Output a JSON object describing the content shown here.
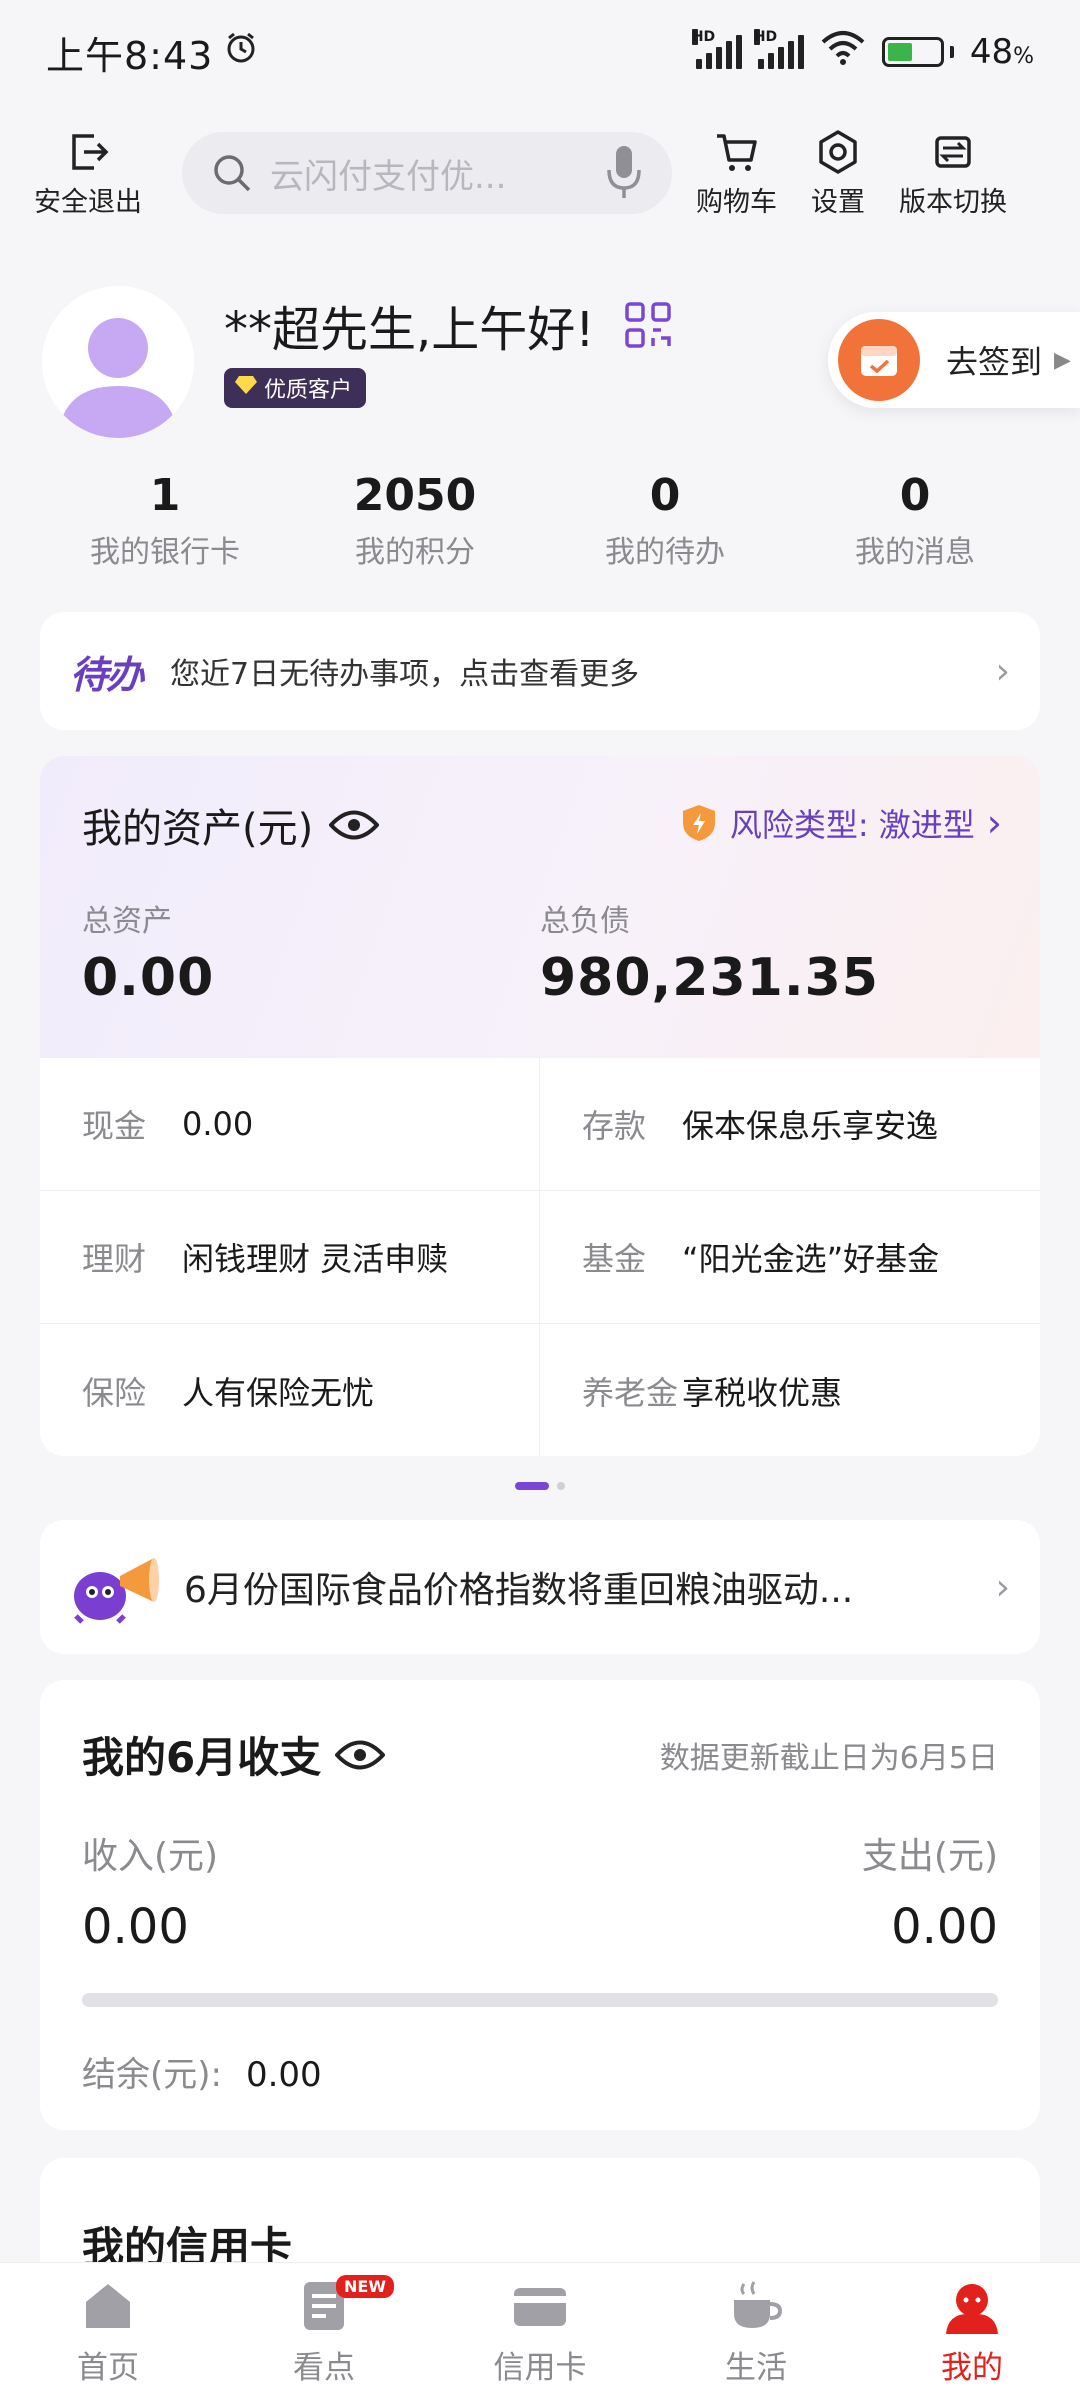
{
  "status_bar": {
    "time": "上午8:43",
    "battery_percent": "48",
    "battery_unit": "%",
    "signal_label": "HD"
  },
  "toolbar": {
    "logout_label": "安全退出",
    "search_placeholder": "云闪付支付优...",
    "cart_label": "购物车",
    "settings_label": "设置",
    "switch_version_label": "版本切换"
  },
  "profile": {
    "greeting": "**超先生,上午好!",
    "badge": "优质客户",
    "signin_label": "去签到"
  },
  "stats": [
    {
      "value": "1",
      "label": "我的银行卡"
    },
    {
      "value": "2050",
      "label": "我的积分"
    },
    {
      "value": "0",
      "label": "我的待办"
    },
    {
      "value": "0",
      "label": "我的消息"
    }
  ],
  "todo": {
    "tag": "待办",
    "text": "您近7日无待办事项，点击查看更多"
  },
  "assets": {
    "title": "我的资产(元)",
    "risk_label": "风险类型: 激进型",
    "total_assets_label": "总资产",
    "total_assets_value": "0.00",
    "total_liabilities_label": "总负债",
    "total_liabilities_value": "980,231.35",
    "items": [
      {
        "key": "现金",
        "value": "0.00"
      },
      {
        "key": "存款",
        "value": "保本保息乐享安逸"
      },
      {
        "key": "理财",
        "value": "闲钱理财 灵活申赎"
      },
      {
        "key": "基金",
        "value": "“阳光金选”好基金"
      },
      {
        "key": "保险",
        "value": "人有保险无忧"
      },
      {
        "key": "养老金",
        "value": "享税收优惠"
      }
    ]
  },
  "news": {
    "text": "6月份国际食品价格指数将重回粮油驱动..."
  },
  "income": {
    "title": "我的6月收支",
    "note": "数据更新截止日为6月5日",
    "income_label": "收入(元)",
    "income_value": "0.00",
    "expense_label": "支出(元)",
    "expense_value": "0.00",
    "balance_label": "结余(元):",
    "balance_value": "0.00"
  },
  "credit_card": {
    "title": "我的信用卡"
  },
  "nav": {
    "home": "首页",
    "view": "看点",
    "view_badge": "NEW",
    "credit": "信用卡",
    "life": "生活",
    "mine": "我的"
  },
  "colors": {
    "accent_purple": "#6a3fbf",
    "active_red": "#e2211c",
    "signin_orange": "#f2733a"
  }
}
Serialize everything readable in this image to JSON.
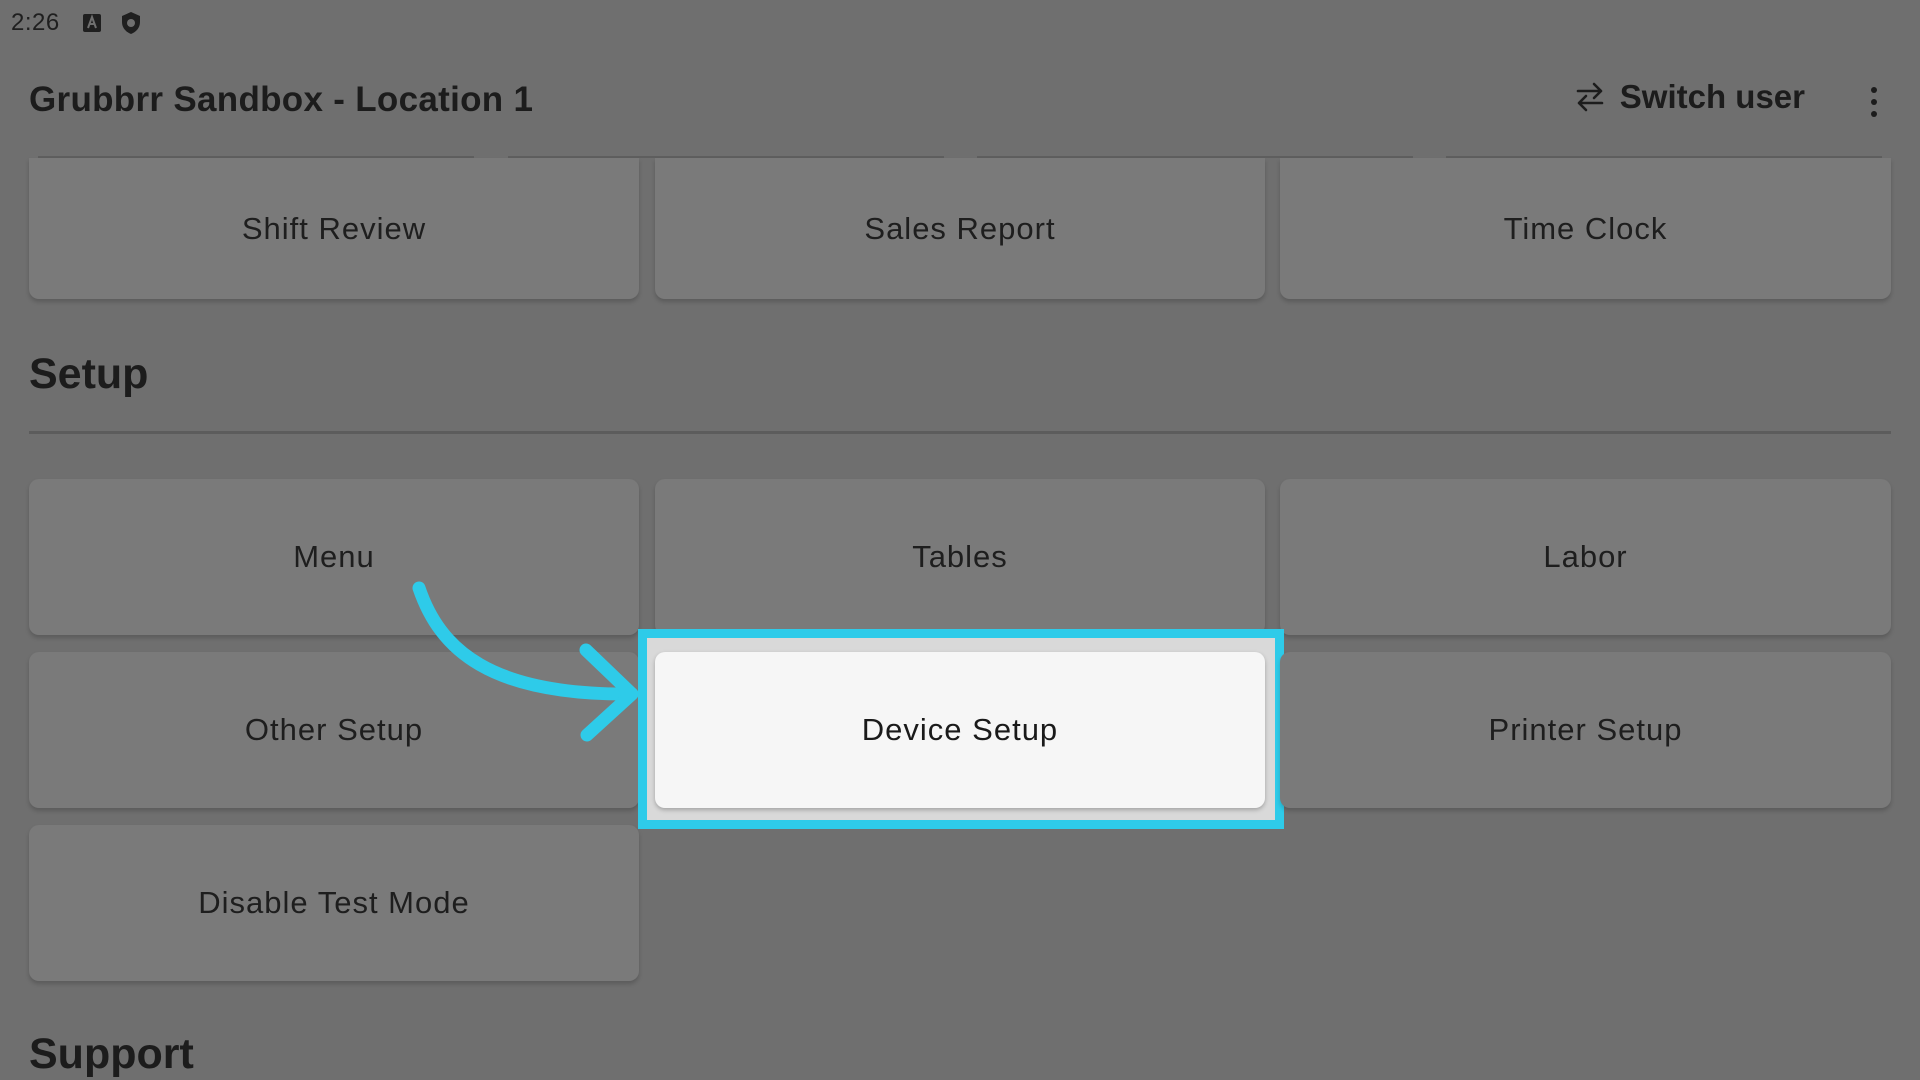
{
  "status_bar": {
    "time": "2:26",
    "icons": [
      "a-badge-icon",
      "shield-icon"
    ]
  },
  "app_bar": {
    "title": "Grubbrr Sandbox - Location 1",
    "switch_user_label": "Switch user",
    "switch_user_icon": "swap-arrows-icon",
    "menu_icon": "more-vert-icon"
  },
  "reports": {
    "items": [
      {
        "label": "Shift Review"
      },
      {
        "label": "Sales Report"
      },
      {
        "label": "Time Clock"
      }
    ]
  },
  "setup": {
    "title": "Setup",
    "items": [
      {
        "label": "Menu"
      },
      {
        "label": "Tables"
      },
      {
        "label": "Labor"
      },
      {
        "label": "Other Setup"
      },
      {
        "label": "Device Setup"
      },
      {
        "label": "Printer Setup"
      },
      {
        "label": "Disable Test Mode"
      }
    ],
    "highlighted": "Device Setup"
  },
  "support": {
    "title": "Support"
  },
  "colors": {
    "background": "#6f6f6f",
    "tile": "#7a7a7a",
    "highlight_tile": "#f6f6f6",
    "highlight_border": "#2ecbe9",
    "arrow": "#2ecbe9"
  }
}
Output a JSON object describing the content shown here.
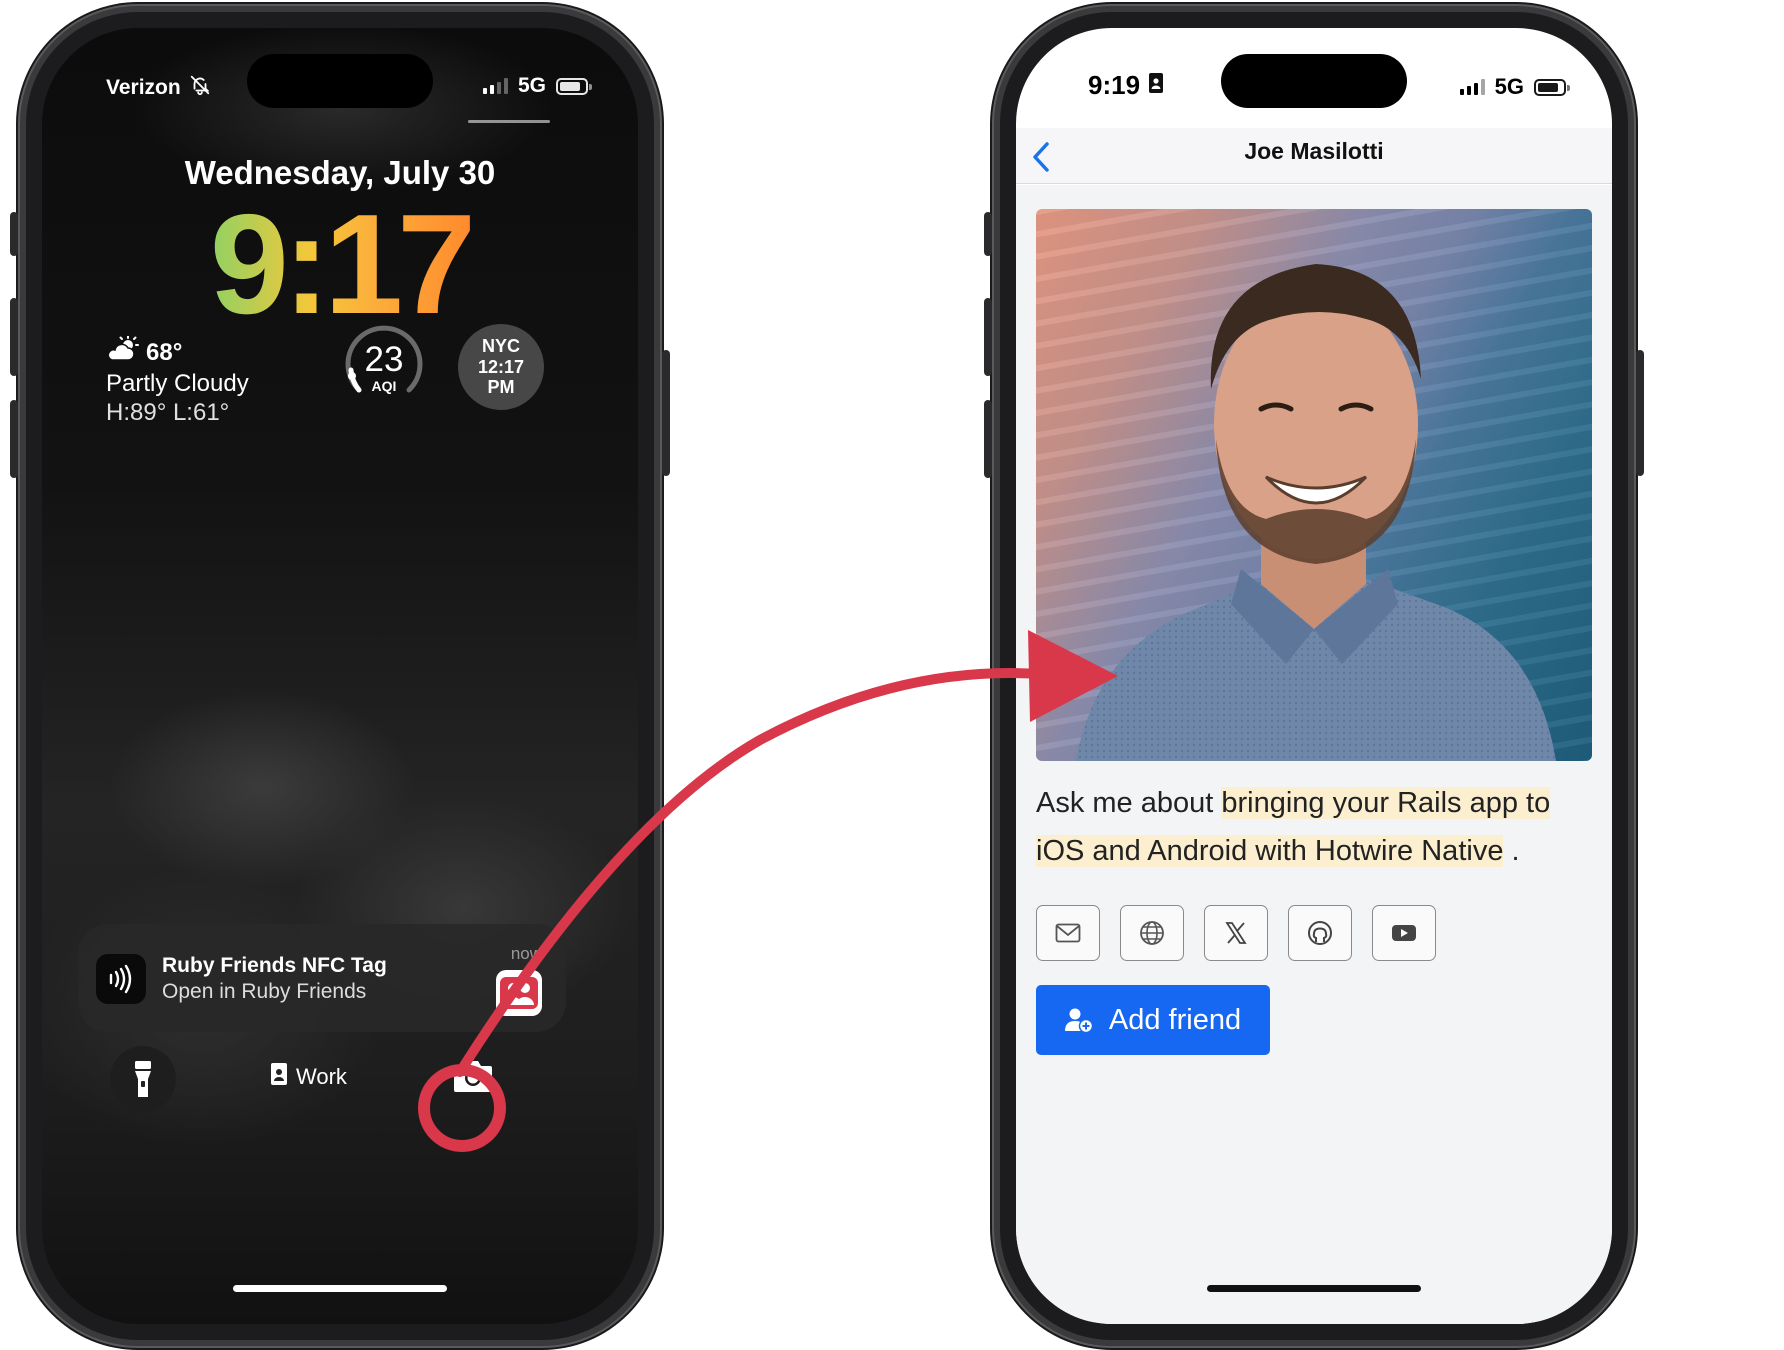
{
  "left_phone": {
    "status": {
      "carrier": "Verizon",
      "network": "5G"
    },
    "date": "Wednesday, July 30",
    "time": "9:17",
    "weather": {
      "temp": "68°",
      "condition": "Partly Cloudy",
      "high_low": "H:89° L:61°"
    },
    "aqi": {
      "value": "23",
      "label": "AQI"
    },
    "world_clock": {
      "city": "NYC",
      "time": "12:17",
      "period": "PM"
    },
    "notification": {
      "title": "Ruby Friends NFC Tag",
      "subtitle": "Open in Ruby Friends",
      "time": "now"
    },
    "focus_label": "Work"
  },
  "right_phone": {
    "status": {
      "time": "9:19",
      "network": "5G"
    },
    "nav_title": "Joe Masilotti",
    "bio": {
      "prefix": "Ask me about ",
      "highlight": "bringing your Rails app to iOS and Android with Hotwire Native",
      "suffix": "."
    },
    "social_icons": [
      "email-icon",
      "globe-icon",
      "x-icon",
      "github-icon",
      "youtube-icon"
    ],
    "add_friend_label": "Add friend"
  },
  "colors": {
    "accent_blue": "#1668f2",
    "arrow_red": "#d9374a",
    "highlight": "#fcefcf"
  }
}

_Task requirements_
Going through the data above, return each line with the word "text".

_Answer below_
    "text": "您近7日无待办事项，点击查看更多"
    "text": "6月份国际食品价格指数将重回粮油驱动..."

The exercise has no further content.